Still, the Wii U changes are notable and a big step forward. The Gamepad touch screen can be entirely customised with panels containing all sorts of information and ability shortcuts. It streamlines the menus endlessly and the position of the interface can also be set, perfect for if you find it easier to shift all the panels closer to your dormant right hand. That said, wielding the weighty Gamepad isn’t always ideal, so it’s commendable that Capcom have included support for the original Wii Classic Controller and the Wii U specific Pro variant.
Just as the controls are a mix of the archaic Wii game and the fantastic Wii U updates, so does the online portion of the game straddle the fence between progression and ineffective lobby systems. The setup is frustratingly similar to the Wii version of the title, with endless lobbies you have to manually choose and, should the connection somehow fail, you’re booted right back to the beginning of the online setup process. It’s not the end of the world having no quick match function, but getting booted back a few screens for a lost connection feels gratuitous, and is a major waste of time.
Once you get in a game though, it’s clean sailing.
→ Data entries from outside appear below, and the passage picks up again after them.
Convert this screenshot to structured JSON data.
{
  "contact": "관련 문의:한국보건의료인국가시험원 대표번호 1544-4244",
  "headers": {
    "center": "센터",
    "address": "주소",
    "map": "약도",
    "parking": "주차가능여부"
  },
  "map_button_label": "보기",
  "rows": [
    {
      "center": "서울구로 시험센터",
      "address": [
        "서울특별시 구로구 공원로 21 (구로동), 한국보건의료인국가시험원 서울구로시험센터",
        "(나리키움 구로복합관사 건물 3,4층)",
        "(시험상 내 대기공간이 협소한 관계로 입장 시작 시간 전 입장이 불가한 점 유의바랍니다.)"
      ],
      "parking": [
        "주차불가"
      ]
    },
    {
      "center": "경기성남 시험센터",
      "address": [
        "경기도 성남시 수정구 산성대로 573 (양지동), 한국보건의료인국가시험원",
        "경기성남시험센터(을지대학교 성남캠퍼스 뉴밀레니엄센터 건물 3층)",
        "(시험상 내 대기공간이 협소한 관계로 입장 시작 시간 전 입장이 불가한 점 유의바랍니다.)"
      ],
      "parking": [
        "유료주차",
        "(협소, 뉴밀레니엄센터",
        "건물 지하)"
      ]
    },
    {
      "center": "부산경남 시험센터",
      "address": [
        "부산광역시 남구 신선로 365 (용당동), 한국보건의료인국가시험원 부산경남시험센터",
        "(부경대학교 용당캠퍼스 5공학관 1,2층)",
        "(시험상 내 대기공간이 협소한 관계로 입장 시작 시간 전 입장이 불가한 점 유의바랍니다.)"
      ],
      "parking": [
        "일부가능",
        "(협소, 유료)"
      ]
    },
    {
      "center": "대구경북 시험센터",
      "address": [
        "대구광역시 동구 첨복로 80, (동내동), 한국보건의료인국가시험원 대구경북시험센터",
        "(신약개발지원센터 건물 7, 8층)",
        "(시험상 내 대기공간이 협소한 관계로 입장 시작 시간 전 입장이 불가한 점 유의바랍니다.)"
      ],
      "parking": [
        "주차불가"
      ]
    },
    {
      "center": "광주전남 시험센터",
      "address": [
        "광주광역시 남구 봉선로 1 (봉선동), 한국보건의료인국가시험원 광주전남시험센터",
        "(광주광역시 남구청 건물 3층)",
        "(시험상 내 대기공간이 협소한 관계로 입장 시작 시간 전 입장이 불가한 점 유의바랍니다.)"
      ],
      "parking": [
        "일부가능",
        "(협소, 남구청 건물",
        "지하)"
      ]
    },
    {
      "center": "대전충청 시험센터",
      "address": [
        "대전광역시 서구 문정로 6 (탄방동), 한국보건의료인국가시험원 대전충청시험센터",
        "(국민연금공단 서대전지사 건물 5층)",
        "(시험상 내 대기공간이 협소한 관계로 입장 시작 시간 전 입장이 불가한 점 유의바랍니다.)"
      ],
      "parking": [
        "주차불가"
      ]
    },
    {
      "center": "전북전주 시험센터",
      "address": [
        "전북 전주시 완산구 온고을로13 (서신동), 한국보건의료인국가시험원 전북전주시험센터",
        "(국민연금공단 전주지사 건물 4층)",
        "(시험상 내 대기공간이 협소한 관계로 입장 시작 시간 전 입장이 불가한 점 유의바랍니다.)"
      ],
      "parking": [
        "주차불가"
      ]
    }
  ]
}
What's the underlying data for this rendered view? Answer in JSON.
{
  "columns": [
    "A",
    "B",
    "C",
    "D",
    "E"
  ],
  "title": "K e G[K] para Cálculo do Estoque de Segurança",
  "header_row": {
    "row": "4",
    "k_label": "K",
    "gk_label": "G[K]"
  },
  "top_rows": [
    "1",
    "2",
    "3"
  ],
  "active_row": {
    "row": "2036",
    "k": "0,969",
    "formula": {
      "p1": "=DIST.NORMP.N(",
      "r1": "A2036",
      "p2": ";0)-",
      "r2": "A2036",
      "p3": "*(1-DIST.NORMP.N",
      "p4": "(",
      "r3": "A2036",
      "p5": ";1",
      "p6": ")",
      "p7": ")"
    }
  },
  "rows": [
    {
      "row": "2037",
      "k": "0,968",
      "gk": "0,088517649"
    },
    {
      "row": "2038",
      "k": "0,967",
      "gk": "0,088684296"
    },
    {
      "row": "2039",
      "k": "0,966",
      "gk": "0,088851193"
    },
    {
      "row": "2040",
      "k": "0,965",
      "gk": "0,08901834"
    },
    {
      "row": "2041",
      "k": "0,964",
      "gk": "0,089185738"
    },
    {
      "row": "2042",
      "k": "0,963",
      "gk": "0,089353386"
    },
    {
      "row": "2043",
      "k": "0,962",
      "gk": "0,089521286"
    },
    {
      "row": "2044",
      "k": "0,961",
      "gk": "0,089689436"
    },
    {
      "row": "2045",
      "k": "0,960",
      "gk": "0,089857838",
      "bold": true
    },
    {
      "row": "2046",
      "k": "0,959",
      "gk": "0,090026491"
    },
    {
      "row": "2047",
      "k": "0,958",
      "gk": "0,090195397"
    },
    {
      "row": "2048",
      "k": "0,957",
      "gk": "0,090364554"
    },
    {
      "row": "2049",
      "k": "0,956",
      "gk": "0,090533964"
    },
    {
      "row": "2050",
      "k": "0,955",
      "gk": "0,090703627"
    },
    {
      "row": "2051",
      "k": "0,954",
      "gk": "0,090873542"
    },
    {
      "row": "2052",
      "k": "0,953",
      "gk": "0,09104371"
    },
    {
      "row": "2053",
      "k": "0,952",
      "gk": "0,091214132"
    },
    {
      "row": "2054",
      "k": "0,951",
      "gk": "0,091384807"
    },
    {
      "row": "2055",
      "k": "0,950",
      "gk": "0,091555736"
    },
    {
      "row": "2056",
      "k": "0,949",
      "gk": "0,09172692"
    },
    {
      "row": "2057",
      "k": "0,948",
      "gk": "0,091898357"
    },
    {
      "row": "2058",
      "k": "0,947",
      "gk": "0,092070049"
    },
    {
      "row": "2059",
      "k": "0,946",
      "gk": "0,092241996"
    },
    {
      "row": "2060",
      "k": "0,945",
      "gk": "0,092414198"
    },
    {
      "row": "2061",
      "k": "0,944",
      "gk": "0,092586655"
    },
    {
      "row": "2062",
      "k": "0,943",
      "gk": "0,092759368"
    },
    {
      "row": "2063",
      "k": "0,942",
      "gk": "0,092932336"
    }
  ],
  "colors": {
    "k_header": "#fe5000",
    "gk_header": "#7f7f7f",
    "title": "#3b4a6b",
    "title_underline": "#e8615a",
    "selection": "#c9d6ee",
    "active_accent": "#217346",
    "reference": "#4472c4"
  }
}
The online connections are mostly secure and lag-free, and the ability to use the Wii U Gamepad microphone for chat makes teamwork much easier than with the gesture and text chat systems. The game was clearly meant to be played online, with the massive monster hunts attaining an even greater sense of scale with three fellow adventurers in tow. You can also play locally with three friends playing the game on 3DS systems. You can imagine that this is the way the game was meant to be played, though we weren’t able to test local multiplayer during our time with Monster Hunter Ultimate 3.
What with the Wii U being Nintendo’s first foray into the world of HD resolutions, you’d assume a Wii U port of Monster Hunter Tri would capitalise on this and deliver beautiful HD graphics. It isn’t what you’d expect though as, whilst the monsters look more polished than ever, the rest of the game isn’t quite as tuned up. The textures appear bland and grainy at a higher resolution, and the NPC models have seen no touch up whatsoever. It’s a shame the touch ups are so minimal, but that’s not to say the presentation is entirely disappointing. The music and sound effects are still emphatic and uplifting, and the visual upgrades to the larger monsters further improves the big hunts.
As would be expected of the series, lifespan is definitely not an issue. The sheer amount of content is baffling, and trying to forge and upgrade all the equipment will throw the hour count up enormously. It would be even better if you could go free exploring for resources online, as the grind becomes an inevitable chore after the first ten or twenty hours, but sadly the network mode is largely reserved for specific quests. Regardless, Monster Hunter 3 Ultimate is easily worth the price, and it gets even better if you can convince some 3DS owning comrades to join up with you.
Overall, despite featuring a mixed bag of upgrades and improvements, Monster Hunter 3 Ultimate does what it says on the tin. It’s the ultimate edition of, what is arguably, the best game in the Monster Hunter series, and it’s a must for any fan of the franchise as a result. The Wii U version’s online stability, Gamepad controls and new hunts make it a joy for series fans, though the graphical let downs and lack of obvious changes may not make it a sensible upgrade for those who already rinsed Monster Hunter Tri back in 2010.
This game was reviewed on the Wii U.